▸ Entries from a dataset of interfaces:
◇ ◇ ◇ ◇
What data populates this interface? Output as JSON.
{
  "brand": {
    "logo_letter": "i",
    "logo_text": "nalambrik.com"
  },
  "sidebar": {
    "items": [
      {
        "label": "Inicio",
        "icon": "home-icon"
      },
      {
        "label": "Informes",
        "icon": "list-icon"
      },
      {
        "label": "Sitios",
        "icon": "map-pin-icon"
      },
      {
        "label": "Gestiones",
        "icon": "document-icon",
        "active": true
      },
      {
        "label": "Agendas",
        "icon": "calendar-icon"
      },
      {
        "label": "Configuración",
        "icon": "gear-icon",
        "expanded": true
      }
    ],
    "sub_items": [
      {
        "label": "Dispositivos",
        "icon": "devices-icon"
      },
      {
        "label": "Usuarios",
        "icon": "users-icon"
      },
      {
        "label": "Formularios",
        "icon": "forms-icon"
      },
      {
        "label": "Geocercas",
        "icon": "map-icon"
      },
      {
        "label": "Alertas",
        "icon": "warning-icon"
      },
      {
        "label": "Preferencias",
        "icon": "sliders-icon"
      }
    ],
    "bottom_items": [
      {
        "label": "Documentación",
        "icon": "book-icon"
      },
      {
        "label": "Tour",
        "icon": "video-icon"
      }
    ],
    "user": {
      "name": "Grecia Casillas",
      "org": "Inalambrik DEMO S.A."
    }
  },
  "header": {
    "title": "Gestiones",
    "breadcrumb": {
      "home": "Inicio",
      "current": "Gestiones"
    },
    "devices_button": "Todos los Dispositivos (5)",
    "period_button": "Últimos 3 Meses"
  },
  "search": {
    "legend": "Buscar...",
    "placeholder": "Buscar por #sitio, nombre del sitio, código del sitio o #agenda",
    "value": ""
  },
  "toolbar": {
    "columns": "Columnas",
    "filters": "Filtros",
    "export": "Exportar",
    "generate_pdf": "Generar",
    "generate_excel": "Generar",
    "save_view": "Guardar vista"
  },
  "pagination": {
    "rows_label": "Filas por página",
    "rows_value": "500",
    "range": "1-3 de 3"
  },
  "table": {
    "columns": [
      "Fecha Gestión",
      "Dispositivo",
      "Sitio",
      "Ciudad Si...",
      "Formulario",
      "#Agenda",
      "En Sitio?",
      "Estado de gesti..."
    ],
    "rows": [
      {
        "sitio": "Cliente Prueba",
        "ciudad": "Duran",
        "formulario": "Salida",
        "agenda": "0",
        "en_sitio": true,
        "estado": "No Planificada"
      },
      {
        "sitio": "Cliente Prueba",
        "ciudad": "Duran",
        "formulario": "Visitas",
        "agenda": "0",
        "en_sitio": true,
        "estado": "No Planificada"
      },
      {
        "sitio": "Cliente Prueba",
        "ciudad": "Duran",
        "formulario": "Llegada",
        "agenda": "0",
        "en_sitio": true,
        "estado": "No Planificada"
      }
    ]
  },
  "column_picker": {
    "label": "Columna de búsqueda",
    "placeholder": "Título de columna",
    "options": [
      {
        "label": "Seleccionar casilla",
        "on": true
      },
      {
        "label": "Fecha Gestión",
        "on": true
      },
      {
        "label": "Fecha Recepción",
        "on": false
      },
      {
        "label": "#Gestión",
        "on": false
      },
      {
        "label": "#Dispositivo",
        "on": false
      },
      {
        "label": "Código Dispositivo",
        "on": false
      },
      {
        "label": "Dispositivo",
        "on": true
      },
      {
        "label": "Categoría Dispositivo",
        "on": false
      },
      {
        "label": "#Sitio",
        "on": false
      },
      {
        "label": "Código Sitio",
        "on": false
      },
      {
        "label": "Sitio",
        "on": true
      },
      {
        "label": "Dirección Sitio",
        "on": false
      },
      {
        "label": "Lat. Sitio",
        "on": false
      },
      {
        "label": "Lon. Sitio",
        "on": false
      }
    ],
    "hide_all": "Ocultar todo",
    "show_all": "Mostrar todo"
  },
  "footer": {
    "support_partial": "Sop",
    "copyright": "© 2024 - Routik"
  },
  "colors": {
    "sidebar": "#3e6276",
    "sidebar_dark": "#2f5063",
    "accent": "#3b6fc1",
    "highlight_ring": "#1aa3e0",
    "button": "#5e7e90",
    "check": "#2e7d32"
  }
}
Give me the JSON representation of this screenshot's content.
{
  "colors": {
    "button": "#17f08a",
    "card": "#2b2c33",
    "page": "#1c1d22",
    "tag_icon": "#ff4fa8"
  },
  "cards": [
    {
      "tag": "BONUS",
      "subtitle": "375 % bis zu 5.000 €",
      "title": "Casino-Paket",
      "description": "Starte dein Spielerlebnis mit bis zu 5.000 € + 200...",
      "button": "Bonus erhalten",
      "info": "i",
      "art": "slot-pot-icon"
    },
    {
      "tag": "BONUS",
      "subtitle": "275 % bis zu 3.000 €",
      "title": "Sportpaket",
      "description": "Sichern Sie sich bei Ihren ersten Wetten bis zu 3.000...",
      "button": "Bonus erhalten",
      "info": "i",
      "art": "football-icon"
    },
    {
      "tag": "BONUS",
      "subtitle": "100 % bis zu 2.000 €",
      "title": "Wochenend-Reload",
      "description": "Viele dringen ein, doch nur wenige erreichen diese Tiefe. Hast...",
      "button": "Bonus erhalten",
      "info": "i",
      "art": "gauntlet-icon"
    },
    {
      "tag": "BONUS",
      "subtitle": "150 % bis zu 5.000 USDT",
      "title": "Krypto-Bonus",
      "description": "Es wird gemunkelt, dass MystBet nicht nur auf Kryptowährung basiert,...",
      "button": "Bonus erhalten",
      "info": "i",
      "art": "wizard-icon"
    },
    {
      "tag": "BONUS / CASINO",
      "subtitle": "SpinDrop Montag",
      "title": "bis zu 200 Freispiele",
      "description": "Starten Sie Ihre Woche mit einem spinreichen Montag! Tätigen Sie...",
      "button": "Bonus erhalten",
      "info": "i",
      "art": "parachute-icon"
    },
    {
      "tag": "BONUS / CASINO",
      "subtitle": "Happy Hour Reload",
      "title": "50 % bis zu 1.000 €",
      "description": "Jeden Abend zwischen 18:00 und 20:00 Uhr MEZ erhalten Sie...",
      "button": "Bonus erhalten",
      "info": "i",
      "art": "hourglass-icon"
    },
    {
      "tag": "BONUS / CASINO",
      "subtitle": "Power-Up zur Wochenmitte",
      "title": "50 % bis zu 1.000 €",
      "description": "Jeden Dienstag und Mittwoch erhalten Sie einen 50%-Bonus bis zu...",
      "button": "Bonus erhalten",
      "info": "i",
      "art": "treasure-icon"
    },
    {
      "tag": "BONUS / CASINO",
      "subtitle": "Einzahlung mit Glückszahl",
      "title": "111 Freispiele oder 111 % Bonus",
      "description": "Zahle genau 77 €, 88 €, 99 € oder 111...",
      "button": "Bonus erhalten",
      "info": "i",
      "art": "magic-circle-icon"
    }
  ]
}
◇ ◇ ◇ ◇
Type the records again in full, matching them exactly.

▸ RESPONSE TO THIS EXERCISE:
What data populates this interface? Output as JSON.
{
  "brand": {
    "logo_letter": "i",
    "logo_text": "nalambrik.com"
  },
  "sidebar": {
    "items": [
      {
        "label": "Inicio",
        "icon": "home-icon"
      },
      {
        "label": "Informes",
        "icon": "list-icon"
      },
      {
        "label": "Sitios",
        "icon": "map-pin-icon"
      },
      {
        "label": "Gestiones",
        "icon": "document-icon",
        "active": true
      },
      {
        "label": "Agendas",
        "icon": "calendar-icon"
      },
      {
        "label": "Configuración",
        "icon": "gear-icon",
        "expanded": true
      }
    ],
    "sub_items": [
      {
        "label": "Dispositivos",
        "icon": "devices-icon"
      },
      {
        "label": "Usuarios",
        "icon": "users-icon"
      },
      {
        "label": "Formularios",
        "icon": "forms-icon"
      },
      {
        "label": "Geocercas",
        "icon": "map-icon"
      },
      {
        "label": "Alertas",
        "icon": "warning-icon"
      },
      {
        "label": "Preferencias",
        "icon": "sliders-icon"
      }
    ],
    "bottom_items": [
      {
        "label": "Documentación",
        "icon": "book-icon"
      },
      {
        "label": "Tour",
        "icon": "video-icon"
      }
    ],
    "user": {
      "name": "Grecia Casillas",
      "org": "Inalambrik DEMO S.A."
    }
  },
  "header": {
    "title": "Gestiones",
    "breadcrumb": {
      "home": "Inicio",
      "current": "Gestiones"
    },
    "devices_button": "Todos los Dispositivos (5)",
    "period_button": "Últimos 3 Meses"
  },
  "search": {
    "legend": "Buscar...",
    "placeholder": "Buscar por #sitio, nombre del sitio, código del sitio o #agenda",
    "value": ""
  },
  "toolbar": {
    "columns": "Columnas",
    "filters": "Filtros",
    "export": "Exportar",
    "generate_pdf": "Generar",
    "generate_excel": "Generar",
    "save_view": "Guardar vista"
  },
  "pagination": {
    "rows_label": "Filas por página",
    "rows_value": "500",
    "range": "1-3 de 3"
  },
  "table": {
    "columns": [
      "Fecha Gestión",
      "Dispositivo",
      "Sitio",
      "Ciudad Si...",
      "Formulario",
      "#Agenda",
      "En Sitio?",
      "Estado de gesti..."
    ],
    "rows": [
      {
        "sitio": "Cliente Prueba",
        "ciudad": "Duran",
        "formulario": "Salida",
        "agenda": "0",
        "en_sitio": true,
        "estado": "No Planificada"
      },
      {
        "sitio": "Cliente Prueba",
        "ciudad": "Duran",
        "formulario": "Visitas",
        "agenda": "0",
        "en_sitio": true,
        "estado": "No Planificada"
      },
      {
        "sitio": "Cliente Prueba",
        "ciudad": "Duran",
        "formulario": "Llegada",
        "agenda": "0",
        "en_sitio": true,
        "estado": "No Planificada"
      }
    ]
  },
  "column_picker": {
    "label": "Columna de búsqueda",
    "placeholder": "Título de columna",
    "options": [
      {
        "label": "Seleccionar casilla",
        "on": true
      },
      {
        "label": "Fecha Gestión",
        "on": true
      },
      {
        "label": "Fecha Recepción",
        "on": false
      },
      {
        "label": "#Gestión",
        "on": false
      },
      {
        "label": "#Dispositivo",
        "on": false
      },
      {
        "label": "Código Dispositivo",
        "on": false
      },
      {
        "label": "Dispositivo",
        "on": true
      },
      {
        "label": "Categoría Dispositivo",
        "on": false
      },
      {
        "label": "#Sitio",
        "on": false
      },
      {
        "label": "Código Sitio",
        "on": false
      },
      {
        "label": "Sitio",
        "on": true
      },
      {
        "label": "Dirección Sitio",
        "on": false
      },
      {
        "label": "Lat. Sitio",
        "on": false
      },
      {
        "label": "Lon. Sitio",
        "on": false
      }
    ],
    "hide_all": "Ocultar todo",
    "show_all": "Mostrar todo"
  },
  "footer": {
    "support_partial": "Sop",
    "copyright": "© 2024 - Routik"
  },
  "colors": {
    "sidebar": "#3e6276",
    "sidebar_dark": "#2f5063",
    "accent": "#3b6fc1",
    "highlight_ring": "#1aa3e0",
    "button": "#5e7e90",
    "check": "#2e7d32"
  }
}
Give me the JSON representation of this screenshot's content.
{
  "colors": {
    "button": "#17f08a",
    "card": "#2b2c33",
    "page": "#1c1d22",
    "tag_icon": "#ff4fa8"
  },
  "cards": [
    {
      "tag": "BONUS",
      "subtitle": "375 % bis zu 5.000 €",
      "title": "Casino-Paket",
      "description": "Starte dein Spielerlebnis mit bis zu 5.000 € + 200...",
      "button": "Bonus erhalten",
      "info": "i",
      "art": "slot-pot-icon"
    },
    {
      "tag": "BONUS",
      "subtitle": "275 % bis zu 3.000 €",
      "title": "Sportpaket",
      "description": "Sichern Sie sich bei Ihren ersten Wetten bis zu 3.000...",
      "button": "Bonus erhalten",
      "info": "i",
      "art": "football-icon"
    },
    {
      "tag": "BONUS",
      "subtitle": "100 % bis zu 2.000 €",
      "title": "Wochenend-Reload",
      "description": "Viele dringen ein, doch nur wenige erreichen diese Tiefe. Hast...",
      "button": "Bonus erhalten",
      "info": "i",
      "art": "gauntlet-icon"
    },
    {
      "tag": "BONUS",
      "subtitle": "150 % bis zu 5.000 USDT",
      "title": "Krypto-Bonus",
      "description": "Es wird gemunkelt, dass MystBet nicht nur auf Kryptowährung basiert,...",
      "button": "Bonus erhalten",
      "info": "i",
      "art": "wizard-icon"
    },
    {
      "tag": "BONUS / CASINO",
      "subtitle": "SpinDrop Montag",
      "title": "bis zu 200 Freispiele",
      "description": "Starten Sie Ihre Woche mit einem spinreichen Montag! Tätigen Sie...",
      "button": "Bonus erhalten",
      "info": "i",
      "art": "parachute-icon"
    },
    {
      "tag": "BONUS / CASINO",
      "subtitle": "Happy Hour Reload",
      "title": "50 % bis zu 1.000 €",
      "description": "Jeden Abend zwischen 18:00 und 20:00 Uhr MEZ erhalten Sie...",
      "button": "Bonus erhalten",
      "info": "i",
      "art": "hourglass-icon"
    },
    {
      "tag": "BONUS / CASINO",
      "subtitle": "Power-Up zur Wochenmitte",
      "title": "50 % bis zu 1.000 €",
      "description": "Jeden Dienstag und Mittwoch erhalten Sie einen 50%-Bonus bis zu...",
      "button": "Bonus erhalten",
      "info": "i",
      "art": "treasure-icon"
    },
    {
      "tag": "BONUS / CASINO",
      "subtitle": "Einzahlung mit Glückszahl",
      "title": "111 Freispiele oder 111 % Bonus",
      "description": "Zahle genau 77 €, 88 €, 99 € oder 111...",
      "button": "Bonus erhalten",
      "info": "i",
      "art": "magic-circle-icon"
    }
  ]
}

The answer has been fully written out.